 "Why is the Conquerors your team?" " Because — oh, because the captain's father was baptized by my grandfather, I believe. There is some such reason, but, for the moment, I forget just what it is. Any reason will do, you know; the point is that you must have a favourite team and shout whenever it scores and groan with indignation whenever the other team does. Do you see? ''I see. When am I to begin? and how am I to let the public know what I am groaning about? Oh, the public will know if you groan in the right place — that is, when the other team does well. Oh, look! there goes the puck!

It dashed across the ice, followed by a mass of skimming, pursuing forms; and, for the next few moments, silence reigned.

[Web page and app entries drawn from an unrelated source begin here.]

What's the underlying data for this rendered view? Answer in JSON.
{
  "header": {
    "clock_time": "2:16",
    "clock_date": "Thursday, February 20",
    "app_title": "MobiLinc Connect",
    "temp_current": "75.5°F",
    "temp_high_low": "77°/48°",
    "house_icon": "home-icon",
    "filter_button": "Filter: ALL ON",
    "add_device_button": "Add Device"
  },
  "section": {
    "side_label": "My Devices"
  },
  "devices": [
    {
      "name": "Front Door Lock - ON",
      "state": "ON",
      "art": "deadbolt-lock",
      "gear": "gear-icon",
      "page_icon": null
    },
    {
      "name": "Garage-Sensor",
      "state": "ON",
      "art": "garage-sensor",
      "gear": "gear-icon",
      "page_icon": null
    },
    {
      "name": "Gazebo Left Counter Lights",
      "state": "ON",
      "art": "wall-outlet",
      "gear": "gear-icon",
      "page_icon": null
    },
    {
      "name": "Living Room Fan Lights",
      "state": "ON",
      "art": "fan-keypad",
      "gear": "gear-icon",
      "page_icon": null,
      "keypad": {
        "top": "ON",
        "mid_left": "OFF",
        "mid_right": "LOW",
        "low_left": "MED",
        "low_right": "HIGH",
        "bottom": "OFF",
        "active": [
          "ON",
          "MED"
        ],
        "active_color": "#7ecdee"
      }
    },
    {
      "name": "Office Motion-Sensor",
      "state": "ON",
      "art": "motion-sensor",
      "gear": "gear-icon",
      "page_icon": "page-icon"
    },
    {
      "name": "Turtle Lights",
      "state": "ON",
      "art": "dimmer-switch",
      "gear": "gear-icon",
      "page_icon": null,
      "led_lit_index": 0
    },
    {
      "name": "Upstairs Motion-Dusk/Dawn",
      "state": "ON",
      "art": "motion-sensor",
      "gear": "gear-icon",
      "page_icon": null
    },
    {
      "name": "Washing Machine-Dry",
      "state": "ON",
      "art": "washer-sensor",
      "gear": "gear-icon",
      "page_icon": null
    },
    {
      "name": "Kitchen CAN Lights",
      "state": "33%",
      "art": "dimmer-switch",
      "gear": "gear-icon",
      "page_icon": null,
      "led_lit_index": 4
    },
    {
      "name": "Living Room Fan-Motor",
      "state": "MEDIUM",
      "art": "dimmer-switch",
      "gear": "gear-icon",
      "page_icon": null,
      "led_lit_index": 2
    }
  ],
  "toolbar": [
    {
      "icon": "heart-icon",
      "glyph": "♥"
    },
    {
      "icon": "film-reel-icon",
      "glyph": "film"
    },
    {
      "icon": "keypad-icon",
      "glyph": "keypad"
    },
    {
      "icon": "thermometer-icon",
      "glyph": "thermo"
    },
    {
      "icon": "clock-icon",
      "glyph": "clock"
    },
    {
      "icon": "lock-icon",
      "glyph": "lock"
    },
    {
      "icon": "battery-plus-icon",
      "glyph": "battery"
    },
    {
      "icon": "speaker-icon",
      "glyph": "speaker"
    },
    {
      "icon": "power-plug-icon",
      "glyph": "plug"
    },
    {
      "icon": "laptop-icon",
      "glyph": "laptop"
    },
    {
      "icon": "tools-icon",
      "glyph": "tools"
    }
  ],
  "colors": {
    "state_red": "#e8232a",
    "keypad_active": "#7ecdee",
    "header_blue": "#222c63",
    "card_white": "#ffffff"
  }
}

Then a shout arose, ''Off-side!''

''Off-side" it was; and the indignant audience hurled insults impartially at both teams; no one seeming very sure as to which was " off-side," but each assuming that it could not be a member of his favourite team. The Conquerors lost to the Wales this time and the latter passed to one of his team who succeeded in sending
the puck flying toward the goal. Intense excitement reigned: would he succeed in getting the puck past the goal-keeper?

 No: the latter deftly turned it aside; and a roarof mingled delight and disappointment arose which made the American girl start and put her hands to her ears. Do they often make such a noise? she
asked, involuntarily.

I should think so, answered Donovan, staring. You don't mind it, do you? Oh, shame on you, Parton! what are you thinking about. Umpire? — don't mind me. Miss Hadwell, I'm just — Hurray! Bully for you. Marsh! oh, good work, old boy. You're the stuff! Push it along — Hurray!'' 

The puck had passed and the Conquerors had drawn first blood. In the first wild shriek that rose Bertie was conscious chiefly of one thing — everybody's mouth was wide open. No individual shriek could be distinguished, yet, judging from appearances, every one, from the Governor-General in his box to the smallest imp on the highest rafter, was shouting himself hoarse.

Slowly the excitement subsided; slowly the spectators sank back into the seats which they had vacated; and, after a minute or two of preparation, the game recommenced. Never tell me again that the English are a cold race, Bertie remarked solemnly as the party took their seats in Mrs. Hadwell's carriage at the close of the evening.

I have read of such things, but I never expected to see them in Canada. I could go to a hockey match every night in the week. It's grand! And, Mr. Donovan, if the Wales had won — as I thought at one time they would — I believe I should have cried myself to sleep. Oh, you needn't laugh! I mean it."